The man accused of shooting a teenage girl multiple times in Beltrami County was in court Monday. 40-year-old Chad Pickering is charged with attempted first-degree murder after investigators say he shot a 17-year-old girl a week ago as she stood on the deck of her home in Eckles Township. Court documents say Pickering first denied shooting the teenager, but later admitted to firing at her several times because he felt threatened after an earlier confrontation in which the victim accused him of trespassing. Beltrami County Attorney Timothy Faver says Monday's hearing was Pickering's first with his court-appointed attorney. He says at an omnibus hearing set for August 18th, Pickering's lawyer will have an opportunity to challenge witness statements and other evidence. Faver expects a long court battle and predicts the trial will be rescheduled numerous times.
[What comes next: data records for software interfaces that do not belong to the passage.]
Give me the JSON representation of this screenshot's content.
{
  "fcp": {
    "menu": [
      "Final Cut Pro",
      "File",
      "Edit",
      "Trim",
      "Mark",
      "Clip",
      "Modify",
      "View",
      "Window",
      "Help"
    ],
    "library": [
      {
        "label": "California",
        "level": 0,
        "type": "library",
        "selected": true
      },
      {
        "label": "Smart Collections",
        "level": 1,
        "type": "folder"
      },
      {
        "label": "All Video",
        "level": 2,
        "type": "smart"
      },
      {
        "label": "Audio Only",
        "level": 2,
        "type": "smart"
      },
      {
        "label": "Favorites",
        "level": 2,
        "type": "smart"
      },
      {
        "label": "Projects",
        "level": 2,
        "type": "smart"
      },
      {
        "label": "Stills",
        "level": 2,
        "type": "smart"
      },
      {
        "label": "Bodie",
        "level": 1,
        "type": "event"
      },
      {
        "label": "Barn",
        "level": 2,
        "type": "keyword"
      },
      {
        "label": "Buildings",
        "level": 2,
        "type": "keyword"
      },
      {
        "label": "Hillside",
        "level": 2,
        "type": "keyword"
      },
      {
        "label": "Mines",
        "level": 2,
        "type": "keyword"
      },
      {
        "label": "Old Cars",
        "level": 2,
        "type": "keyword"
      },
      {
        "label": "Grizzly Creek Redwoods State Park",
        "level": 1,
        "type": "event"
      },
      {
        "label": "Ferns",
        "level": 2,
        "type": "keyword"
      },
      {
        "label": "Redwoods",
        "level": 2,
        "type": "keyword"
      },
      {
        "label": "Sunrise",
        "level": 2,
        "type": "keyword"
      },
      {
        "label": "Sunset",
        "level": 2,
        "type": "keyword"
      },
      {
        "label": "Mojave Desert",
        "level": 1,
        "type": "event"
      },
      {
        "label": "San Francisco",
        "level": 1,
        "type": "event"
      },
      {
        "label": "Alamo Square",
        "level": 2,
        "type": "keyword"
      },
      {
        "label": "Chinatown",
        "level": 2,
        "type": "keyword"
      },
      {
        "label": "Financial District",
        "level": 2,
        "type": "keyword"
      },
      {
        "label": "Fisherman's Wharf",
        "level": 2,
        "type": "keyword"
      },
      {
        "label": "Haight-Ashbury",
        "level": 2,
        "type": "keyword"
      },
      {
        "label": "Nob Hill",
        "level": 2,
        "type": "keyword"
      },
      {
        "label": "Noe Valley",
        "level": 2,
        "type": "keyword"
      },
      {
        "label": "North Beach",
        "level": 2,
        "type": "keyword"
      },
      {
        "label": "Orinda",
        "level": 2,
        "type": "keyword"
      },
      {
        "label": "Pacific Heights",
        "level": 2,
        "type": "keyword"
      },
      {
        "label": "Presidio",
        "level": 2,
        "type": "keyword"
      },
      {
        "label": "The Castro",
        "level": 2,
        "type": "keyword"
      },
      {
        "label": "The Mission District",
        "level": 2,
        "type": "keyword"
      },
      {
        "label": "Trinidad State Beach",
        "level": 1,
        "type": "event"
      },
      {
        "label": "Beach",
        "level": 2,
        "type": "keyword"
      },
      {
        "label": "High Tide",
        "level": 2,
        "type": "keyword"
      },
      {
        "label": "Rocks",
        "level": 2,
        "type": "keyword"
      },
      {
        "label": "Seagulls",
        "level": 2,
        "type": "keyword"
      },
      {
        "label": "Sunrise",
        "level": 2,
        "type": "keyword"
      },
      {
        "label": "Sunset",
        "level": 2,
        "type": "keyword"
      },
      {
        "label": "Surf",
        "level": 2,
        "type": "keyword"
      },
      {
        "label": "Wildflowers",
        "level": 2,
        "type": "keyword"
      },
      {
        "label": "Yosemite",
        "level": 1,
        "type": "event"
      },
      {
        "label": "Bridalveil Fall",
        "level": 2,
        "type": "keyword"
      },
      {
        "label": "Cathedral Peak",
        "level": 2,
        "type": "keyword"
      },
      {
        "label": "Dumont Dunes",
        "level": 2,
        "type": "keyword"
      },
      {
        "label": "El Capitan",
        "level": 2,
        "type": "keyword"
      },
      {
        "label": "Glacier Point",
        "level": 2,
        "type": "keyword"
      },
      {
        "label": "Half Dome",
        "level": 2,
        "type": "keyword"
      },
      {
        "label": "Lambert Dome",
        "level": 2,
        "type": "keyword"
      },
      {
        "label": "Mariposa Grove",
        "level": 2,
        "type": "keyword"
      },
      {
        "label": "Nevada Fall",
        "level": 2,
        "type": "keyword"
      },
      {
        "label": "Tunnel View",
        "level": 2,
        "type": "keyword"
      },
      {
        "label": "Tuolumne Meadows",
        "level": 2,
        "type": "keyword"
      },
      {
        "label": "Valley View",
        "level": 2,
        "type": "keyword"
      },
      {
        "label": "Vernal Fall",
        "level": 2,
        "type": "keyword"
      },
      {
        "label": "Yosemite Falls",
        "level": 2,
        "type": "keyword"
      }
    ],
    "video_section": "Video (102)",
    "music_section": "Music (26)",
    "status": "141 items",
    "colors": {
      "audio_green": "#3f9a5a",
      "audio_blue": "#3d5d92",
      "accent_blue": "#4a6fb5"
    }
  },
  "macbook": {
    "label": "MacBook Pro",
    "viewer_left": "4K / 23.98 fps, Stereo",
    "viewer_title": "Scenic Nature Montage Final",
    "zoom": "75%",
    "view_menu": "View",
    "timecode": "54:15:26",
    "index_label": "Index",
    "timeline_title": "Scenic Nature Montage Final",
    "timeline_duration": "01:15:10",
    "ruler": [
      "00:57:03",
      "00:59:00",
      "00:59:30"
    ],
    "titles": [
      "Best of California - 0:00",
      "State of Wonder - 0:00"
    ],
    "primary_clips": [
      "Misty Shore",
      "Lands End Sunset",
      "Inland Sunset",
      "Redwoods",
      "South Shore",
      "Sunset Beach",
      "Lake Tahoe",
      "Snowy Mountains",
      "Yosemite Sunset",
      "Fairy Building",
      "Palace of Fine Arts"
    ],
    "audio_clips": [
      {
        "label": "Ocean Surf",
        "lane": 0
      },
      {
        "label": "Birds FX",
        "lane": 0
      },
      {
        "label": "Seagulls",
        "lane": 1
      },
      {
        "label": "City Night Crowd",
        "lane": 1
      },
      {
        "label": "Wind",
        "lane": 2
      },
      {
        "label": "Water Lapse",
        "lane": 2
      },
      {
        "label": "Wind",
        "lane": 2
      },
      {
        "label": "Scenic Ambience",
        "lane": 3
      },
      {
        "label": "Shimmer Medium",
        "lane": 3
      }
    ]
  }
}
The investigation continues into a fatal shooting that occurred during a home invasion early Saturday morning in Koochiching County. The Sheriff's Office says a man asking for help at a house in Ray went inside after the door was opened and assaulted the female homeowner. The woman's son shot the man who later died at Rainy Lake Medical Center. The Sheriff's Office says more details will be released after an autopsy and positive identification is made. Ray is southeast of International Falls.
There were at least two motorcycle accidents in Minnesota on Sunday. The State Patrol says 27-year-old Mistee Marsolek was driving an SUV on Highway 14 in Olmsted County when she rear-ended another vehicle last (Sun) night, pushing it into the path of a motorcycle traveling the opposite direction. 45-year-old Gregory Maumler of Hammond was thrown from the bike and into the ditch. Both he and Marsolek were hospitalized but are expected to recover. The driver of the other car involved was not hurt. And in Rushford, troopers say a biker was performing a "burnout stunt" on Highway 43 when he lost control and crashed. 23-year-old Jordan Becker of Caledonia was taken to the hospital with injuries that are not believed to be life-threatening.
A new study finds visitors to America's national parks, recreational areas and monuments contributed $26.5 billion to the U.S. economy in 2013, and in Minnesota the economic impact topped $50-million. Jeffrey Olson with the National Park Service says rural towns near the parks see the greatest benefit. Olson says last year there were nearly 660,000 visits to national parks in Minnesota, which supported 550 jobs in the state. In addition to Voyageurs National Park, there are national monuments in Grand Portage and Pipestone, the Mississippi River National Recreation area in the Twin Cities as well as the St. Croix National Scenic Riverway, and the National Scenic Trail that runs through Minnesota and six other states from New York to North Dakota.